When counting, include every line of the data that holds "JSON", then state the total alone.

[Dataset records]

▼▼▼

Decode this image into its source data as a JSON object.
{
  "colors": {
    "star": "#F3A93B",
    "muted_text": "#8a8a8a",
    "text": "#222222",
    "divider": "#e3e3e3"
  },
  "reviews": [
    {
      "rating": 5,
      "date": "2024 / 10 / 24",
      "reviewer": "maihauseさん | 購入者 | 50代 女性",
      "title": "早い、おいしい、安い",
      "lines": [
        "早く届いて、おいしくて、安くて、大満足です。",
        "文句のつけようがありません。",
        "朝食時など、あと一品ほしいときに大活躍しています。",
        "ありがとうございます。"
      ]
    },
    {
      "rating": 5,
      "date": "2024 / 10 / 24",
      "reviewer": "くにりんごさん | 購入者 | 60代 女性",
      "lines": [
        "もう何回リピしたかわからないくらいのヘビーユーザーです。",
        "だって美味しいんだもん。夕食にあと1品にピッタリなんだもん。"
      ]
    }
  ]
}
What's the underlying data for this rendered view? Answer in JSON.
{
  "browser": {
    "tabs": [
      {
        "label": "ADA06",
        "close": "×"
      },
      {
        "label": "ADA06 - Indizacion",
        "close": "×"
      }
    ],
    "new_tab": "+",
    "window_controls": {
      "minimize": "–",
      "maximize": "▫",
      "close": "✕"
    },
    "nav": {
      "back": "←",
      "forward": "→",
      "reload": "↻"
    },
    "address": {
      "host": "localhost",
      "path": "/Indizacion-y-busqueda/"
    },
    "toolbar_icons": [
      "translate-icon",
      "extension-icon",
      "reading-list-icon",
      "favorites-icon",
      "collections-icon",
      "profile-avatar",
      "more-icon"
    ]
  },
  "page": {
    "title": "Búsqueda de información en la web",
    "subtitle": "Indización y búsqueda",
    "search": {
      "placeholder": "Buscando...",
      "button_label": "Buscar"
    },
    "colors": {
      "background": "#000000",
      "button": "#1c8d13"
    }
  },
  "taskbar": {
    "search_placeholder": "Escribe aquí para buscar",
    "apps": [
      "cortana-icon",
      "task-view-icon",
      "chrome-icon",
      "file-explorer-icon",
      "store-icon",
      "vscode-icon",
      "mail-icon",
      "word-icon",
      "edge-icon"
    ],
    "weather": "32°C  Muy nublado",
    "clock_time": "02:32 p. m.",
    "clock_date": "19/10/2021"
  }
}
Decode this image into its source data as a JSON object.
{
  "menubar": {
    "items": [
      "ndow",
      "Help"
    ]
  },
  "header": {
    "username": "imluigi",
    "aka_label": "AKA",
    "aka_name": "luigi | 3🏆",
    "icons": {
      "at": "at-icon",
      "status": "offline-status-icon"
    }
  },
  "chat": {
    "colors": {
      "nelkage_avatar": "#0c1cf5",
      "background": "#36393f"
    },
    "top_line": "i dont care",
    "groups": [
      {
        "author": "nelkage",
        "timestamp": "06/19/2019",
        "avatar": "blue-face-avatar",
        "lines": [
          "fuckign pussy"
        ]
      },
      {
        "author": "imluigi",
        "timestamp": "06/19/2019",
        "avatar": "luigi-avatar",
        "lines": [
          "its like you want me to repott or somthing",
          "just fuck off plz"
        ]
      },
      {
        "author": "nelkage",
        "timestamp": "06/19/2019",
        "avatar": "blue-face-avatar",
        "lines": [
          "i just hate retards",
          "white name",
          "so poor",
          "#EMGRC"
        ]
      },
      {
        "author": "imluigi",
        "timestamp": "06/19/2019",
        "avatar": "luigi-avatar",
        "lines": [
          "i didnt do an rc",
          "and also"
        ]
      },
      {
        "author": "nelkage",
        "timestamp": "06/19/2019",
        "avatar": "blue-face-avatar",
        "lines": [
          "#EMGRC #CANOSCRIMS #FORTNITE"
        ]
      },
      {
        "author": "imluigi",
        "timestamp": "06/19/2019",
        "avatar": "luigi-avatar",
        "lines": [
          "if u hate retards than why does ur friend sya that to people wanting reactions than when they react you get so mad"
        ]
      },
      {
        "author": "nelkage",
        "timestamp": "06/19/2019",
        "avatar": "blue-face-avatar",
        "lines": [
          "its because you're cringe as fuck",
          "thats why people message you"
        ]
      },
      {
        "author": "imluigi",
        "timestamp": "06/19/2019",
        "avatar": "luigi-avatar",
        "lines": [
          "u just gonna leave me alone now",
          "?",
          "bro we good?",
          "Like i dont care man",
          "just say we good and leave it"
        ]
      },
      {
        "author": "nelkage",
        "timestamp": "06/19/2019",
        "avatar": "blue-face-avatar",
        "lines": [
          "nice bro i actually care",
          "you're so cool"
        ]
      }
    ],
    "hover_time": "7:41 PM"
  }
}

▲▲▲
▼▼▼

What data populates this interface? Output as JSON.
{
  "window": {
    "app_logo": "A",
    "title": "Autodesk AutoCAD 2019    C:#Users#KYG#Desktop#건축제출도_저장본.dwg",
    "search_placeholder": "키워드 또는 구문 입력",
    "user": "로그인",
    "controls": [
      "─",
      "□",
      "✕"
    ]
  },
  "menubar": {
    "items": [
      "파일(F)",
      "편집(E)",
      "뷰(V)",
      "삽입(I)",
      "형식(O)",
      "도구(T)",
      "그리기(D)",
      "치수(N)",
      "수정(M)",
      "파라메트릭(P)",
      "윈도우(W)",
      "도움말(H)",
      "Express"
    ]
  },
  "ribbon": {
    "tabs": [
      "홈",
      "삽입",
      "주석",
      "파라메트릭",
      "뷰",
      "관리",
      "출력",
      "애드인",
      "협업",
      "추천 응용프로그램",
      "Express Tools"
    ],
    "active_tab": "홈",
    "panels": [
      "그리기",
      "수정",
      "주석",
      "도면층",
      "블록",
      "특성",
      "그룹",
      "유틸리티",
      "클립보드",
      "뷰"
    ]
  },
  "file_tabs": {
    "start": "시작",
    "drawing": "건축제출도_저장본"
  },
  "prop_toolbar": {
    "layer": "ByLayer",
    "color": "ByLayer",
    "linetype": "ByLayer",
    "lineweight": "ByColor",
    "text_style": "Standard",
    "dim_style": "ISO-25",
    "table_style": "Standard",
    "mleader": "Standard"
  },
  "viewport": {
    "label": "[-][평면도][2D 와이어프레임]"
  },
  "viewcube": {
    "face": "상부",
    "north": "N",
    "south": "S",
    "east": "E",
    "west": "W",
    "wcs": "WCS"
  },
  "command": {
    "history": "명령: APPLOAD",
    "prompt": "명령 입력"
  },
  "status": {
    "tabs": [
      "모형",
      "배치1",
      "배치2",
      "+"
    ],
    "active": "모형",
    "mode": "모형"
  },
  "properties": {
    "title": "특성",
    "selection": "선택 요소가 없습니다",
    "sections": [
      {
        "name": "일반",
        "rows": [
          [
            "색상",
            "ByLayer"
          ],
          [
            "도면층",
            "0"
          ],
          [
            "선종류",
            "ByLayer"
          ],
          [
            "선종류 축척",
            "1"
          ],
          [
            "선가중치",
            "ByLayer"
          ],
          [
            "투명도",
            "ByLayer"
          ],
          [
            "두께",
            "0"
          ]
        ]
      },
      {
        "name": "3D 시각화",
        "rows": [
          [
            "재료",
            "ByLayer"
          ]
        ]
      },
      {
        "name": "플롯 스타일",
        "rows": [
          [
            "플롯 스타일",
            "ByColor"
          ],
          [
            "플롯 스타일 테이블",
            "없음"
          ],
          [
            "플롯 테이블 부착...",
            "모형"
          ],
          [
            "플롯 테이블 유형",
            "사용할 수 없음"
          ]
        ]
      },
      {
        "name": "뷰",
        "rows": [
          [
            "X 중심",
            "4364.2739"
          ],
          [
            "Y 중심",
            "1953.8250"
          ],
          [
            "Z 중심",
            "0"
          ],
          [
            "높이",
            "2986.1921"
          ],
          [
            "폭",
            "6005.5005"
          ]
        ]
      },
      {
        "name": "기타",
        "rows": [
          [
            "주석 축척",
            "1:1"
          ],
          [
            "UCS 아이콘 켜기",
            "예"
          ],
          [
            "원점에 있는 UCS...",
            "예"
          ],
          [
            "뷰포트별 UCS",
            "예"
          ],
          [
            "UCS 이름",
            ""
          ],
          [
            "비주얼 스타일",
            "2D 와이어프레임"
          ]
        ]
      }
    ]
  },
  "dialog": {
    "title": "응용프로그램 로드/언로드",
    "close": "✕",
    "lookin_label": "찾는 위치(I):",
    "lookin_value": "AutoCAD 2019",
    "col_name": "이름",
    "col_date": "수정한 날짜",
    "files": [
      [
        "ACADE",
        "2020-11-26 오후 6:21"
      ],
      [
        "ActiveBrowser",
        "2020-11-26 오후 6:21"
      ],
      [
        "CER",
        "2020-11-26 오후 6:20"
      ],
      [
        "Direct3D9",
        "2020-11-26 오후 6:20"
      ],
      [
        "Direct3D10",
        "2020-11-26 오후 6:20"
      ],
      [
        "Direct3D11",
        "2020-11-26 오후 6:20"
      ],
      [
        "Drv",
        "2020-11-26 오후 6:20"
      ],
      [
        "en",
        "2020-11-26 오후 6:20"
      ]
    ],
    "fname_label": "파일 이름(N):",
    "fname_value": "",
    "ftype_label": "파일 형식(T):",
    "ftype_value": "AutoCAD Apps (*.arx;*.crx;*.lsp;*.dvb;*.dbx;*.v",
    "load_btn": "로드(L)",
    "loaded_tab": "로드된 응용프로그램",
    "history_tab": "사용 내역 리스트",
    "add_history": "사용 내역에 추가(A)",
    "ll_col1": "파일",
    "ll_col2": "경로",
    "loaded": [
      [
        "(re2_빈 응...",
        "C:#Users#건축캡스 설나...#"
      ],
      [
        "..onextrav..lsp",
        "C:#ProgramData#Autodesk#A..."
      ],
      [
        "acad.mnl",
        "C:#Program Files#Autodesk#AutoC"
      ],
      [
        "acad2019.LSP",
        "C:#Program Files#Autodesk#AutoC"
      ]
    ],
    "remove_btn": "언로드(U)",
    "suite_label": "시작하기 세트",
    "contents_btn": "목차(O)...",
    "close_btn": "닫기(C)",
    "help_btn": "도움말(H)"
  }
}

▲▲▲
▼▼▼

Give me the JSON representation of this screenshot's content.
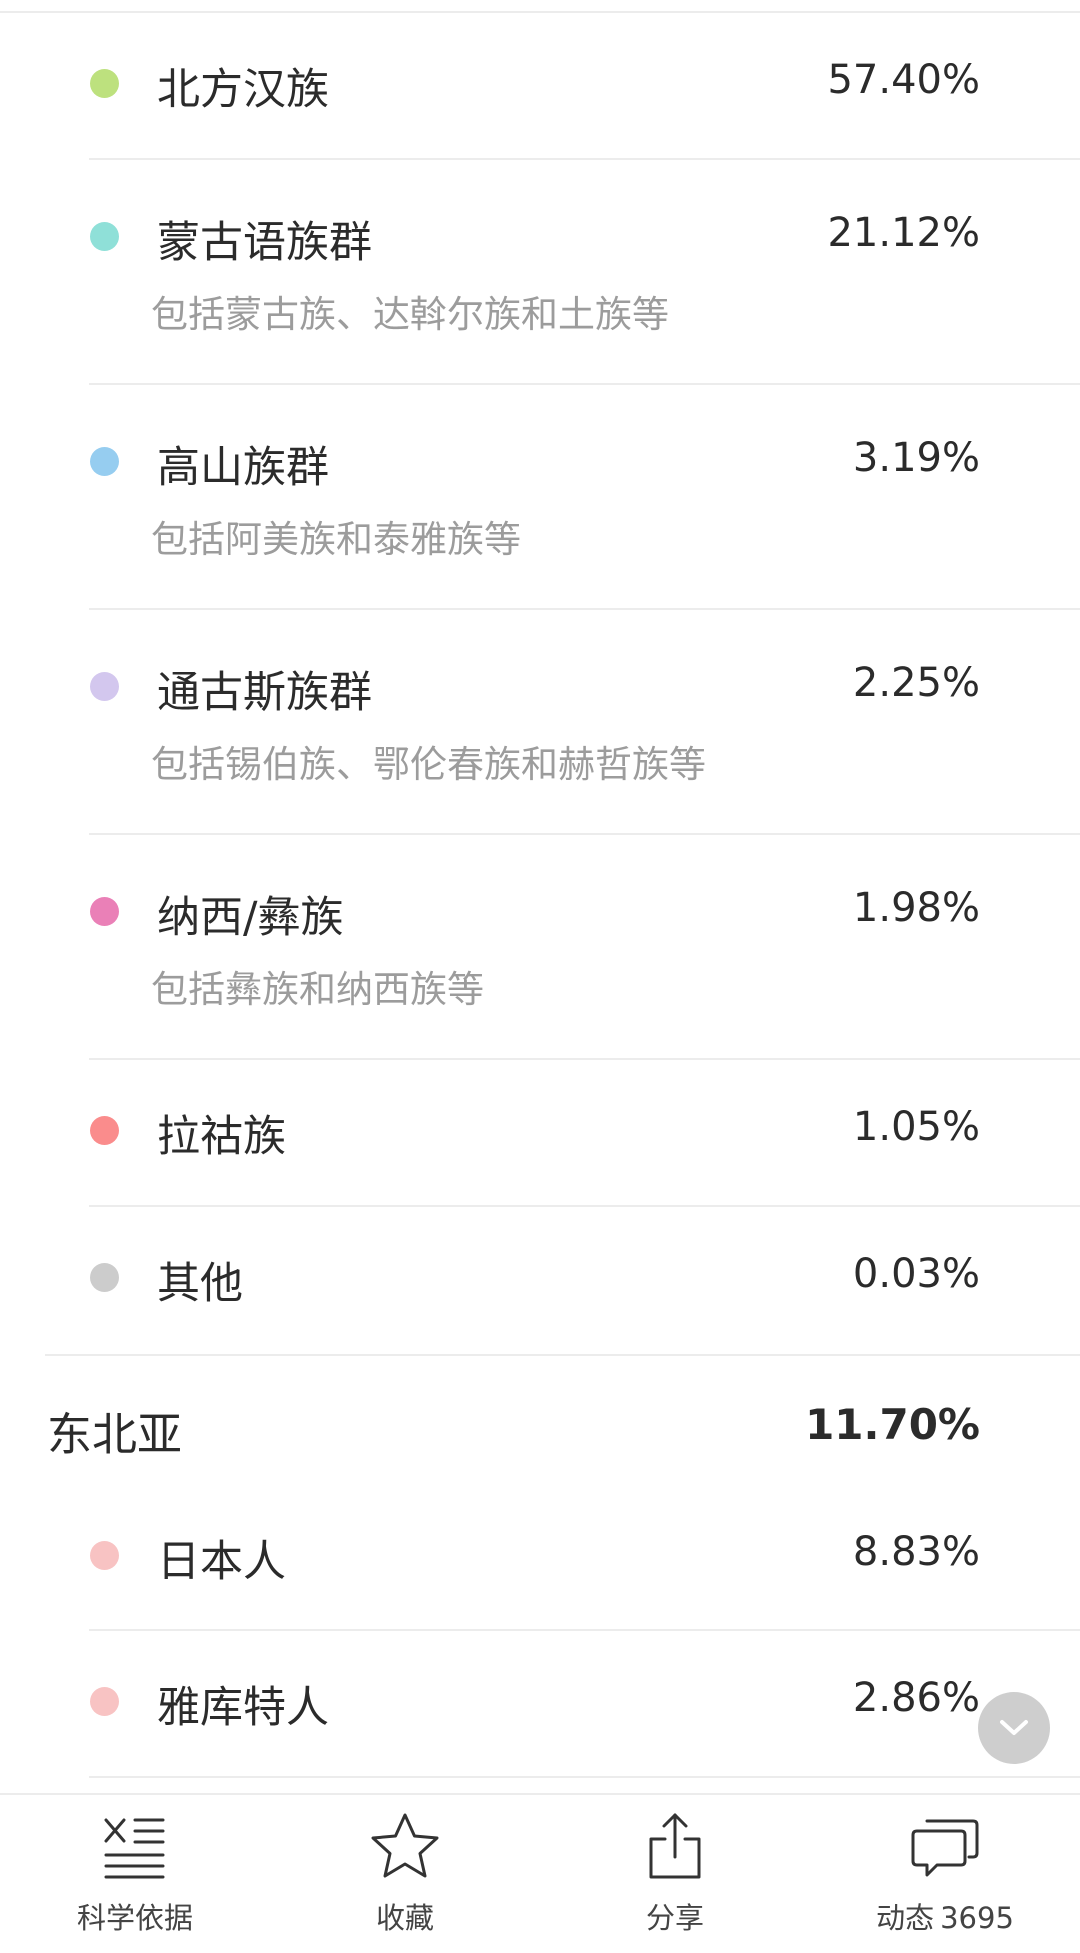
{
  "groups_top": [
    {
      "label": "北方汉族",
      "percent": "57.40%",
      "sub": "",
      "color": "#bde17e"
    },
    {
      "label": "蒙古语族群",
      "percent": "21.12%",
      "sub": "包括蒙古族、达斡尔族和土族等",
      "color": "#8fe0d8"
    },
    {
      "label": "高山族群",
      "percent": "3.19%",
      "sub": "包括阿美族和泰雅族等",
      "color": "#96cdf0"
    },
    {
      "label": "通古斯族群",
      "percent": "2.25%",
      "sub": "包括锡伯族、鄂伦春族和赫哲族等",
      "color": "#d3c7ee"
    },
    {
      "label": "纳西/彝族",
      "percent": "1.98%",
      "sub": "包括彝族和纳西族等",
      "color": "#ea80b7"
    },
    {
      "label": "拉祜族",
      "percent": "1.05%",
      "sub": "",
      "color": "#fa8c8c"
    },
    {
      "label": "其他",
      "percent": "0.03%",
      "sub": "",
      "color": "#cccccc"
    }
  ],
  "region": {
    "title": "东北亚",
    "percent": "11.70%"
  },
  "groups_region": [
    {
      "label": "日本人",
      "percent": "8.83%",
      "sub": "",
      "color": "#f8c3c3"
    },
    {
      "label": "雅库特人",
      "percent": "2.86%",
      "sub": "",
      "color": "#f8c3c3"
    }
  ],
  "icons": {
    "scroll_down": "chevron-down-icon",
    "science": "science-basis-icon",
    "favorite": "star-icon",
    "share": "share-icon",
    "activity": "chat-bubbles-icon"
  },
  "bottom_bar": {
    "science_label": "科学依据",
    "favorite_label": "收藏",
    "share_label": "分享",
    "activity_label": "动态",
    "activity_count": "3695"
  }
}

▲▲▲

PROBLEM SOLUTION:
5